The answer must consist of every record, printed exactly as it stands.

(Given records Opens)

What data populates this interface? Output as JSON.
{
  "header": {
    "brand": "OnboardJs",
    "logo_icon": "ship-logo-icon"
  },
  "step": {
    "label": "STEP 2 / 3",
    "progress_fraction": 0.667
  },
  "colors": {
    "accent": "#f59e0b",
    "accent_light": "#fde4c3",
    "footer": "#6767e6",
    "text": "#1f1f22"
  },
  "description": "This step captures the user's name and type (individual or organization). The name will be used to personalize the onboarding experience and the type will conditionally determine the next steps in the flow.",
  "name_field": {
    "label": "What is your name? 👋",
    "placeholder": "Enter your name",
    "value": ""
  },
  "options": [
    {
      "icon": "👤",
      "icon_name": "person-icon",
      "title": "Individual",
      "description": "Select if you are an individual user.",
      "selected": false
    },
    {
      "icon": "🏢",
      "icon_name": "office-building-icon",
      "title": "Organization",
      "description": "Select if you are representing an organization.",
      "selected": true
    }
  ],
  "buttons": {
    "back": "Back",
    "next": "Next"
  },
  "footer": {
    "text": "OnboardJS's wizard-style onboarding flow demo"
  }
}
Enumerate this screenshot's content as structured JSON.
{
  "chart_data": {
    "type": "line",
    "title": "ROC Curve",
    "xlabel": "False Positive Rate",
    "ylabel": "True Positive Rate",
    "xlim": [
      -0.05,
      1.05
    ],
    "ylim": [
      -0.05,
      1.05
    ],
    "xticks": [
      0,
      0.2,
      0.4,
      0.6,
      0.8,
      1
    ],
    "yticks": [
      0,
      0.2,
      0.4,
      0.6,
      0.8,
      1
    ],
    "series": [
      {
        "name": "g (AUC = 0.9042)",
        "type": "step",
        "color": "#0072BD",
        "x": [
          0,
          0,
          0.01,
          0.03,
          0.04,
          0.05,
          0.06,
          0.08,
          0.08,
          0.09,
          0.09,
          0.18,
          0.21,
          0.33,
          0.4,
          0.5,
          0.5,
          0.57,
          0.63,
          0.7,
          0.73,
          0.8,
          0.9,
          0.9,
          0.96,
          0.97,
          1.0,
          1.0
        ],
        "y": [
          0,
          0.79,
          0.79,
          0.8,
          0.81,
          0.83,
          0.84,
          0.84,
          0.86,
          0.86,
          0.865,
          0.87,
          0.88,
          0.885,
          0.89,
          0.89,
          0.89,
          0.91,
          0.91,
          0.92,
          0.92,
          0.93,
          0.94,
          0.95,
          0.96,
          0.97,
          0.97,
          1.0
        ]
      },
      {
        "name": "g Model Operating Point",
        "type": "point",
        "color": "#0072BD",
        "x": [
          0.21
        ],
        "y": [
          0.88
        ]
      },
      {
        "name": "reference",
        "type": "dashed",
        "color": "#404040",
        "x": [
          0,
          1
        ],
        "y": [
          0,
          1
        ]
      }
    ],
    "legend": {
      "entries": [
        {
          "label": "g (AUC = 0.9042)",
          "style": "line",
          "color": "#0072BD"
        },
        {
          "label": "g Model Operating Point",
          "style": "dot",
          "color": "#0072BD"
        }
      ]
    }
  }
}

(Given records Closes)

**Answer box**.
What data populates this interface? Output as JSON.
{
  "header": {
    "brand": "OnboardJs",
    "logo_icon": "ship-logo-icon"
  },
  "step": {
    "label": "STEP 2 / 3",
    "progress_fraction": 0.667
  },
  "colors": {
    "accent": "#f59e0b",
    "accent_light": "#fde4c3",
    "footer": "#6767e6",
    "text": "#1f1f22"
  },
  "description": "This step captures the user's name and type (individual or organization). The name will be used to personalize the onboarding experience and the type will conditionally determine the next steps in the flow.",
  "name_field": {
    "label": "What is your name? 👋",
    "placeholder": "Enter your name",
    "value": ""
  },
  "options": [
    {
      "icon": "👤",
      "icon_name": "person-icon",
      "title": "Individual",
      "description": "Select if you are an individual user.",
      "selected": false
    },
    {
      "icon": "🏢",
      "icon_name": "office-building-icon",
      "title": "Organization",
      "description": "Select if you are representing an organization.",
      "selected": true
    }
  ],
  "buttons": {
    "back": "Back",
    "next": "Next"
  },
  "footer": {
    "text": "OnboardJS's wizard-style onboarding flow demo"
  }
}
Enumerate this screenshot's content as structured JSON.
{
  "chart_data": {
    "type": "line",
    "title": "ROC Curve",
    "xlabel": "False Positive Rate",
    "ylabel": "True Positive Rate",
    "xlim": [
      -0.05,
      1.05
    ],
    "ylim": [
      -0.05,
      1.05
    ],
    "xticks": [
      0,
      0.2,
      0.4,
      0.6,
      0.8,
      1
    ],
    "yticks": [
      0,
      0.2,
      0.4,
      0.6,
      0.8,
      1
    ],
    "series": [
      {
        "name": "g (AUC = 0.9042)",
        "type": "step",
        "color": "#0072BD",
        "x": [
          0,
          0,
          0.01,
          0.03,
          0.04,
          0.05,
          0.06,
          0.08,
          0.08,
          0.09,
          0.09,
          0.18,
          0.21,
          0.33,
          0.4,
          0.5,
          0.5,
          0.57,
          0.63,
          0.7,
          0.73,
          0.8,
          0.9,
          0.9,
          0.96,
          0.97,
          1.0,
          1.0
        ],
        "y": [
          0,
          0.79,
          0.79,
          0.8,
          0.81,
          0.83,
          0.84,
          0.84,
          0.86,
          0.86,
          0.865,
          0.87,
          0.88,
          0.885,
          0.89,
          0.89,
          0.89,
          0.91,
          0.91,
          0.92,
          0.92,
          0.93,
          0.94,
          0.95,
          0.96,
          0.97,
          0.97,
          1.0
        ]
      },
      {
        "name": "g Model Operating Point",
        "type": "point",
        "color": "#0072BD",
        "x": [
          0.21
        ],
        "y": [
          0.88
        ]
      },
      {
        "name": "reference",
        "type": "dashed",
        "color": "#404040",
        "x": [
          0,
          1
        ],
        "y": [
          0,
          1
        ]
      }
    ],
    "legend": {
      "entries": [
        {
          "label": "g (AUC = 0.9042)",
          "style": "line",
          "color": "#0072BD"
        },
        {
          "label": "g Model Operating Point",
          "style": "dot",
          "color": "#0072BD"
        }
      ]
    }
  }
}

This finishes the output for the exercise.